The ALTITUDE trial was stopped prematurely in December 2011 on recommendation of the data monitoring committee after it found an increased occurrence of side effects and continuation of the study was deemed "futile". The study had been investigator initiated to determine whether use of the direct renin inhibitor aliskiren would improve prognosis by reducing fatal and non-fatal cardiovascular and renal events in type 2 diabetics at high risk of these complications. Macro- and microvascular complications of type 2 diabetes are augmented in those with concomitant kidney and/or cardiovascular disease.
ALTITUDE was an international double-blind study in 8561 subjects randomised to aliskiren 300 mg once daily or placebo on top of single RAAS blockade. The primary outcome measure was time to first event for the composite endpoint of cardiovascular death, resuscitated death, myocardial infarction, stroke, unplanned hospitalisation for heart failure, onset of end-stage renal disease or doubling of baseline creatinine.
At a median follow-up of 32 months the primary composite endpoint had occurred in 767 patients (17.9%) assigned to aliskiren and 721 (16.8%) assigned to placebo, HR for aliskiren vs. placebo 1.08 (95% CI 0.98-1.20, p=0.14). Stroke occurred in 146 (3.4%) of the aliskiren and 118 (2.7%) in placebo, HR 1.25 (95% CI 0.98-1.60, p=0.070).
Doubling of serum creatinine or end-stage renal disease was similar in the two groups and the mean reduction in albuminuria was 14% (95% CI 11-17) lower in aliskiren treated patients.
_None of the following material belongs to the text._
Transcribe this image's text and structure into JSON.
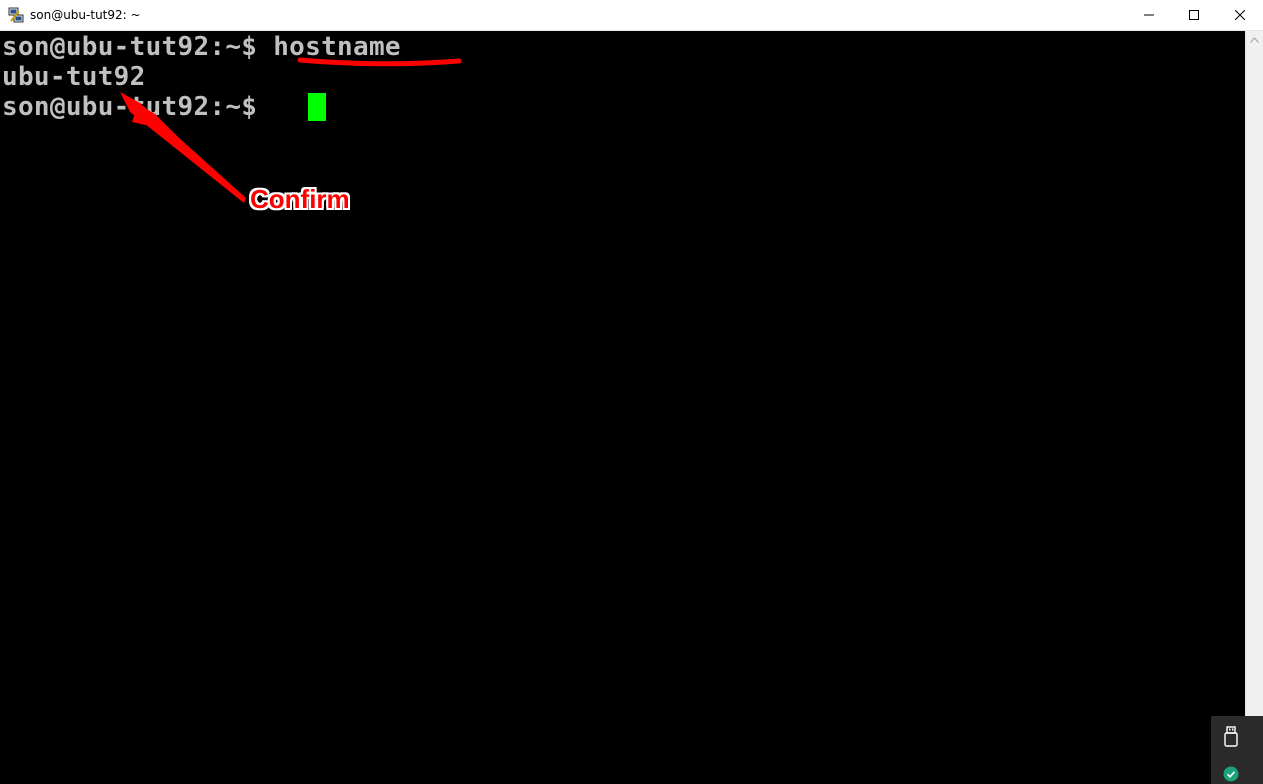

Patients in the aliskiren group experienced significantly increased serum potassium =6 mmol/L (8.8% vs. 5.6%), and reported hypotension (12.1% vs. 8.0%).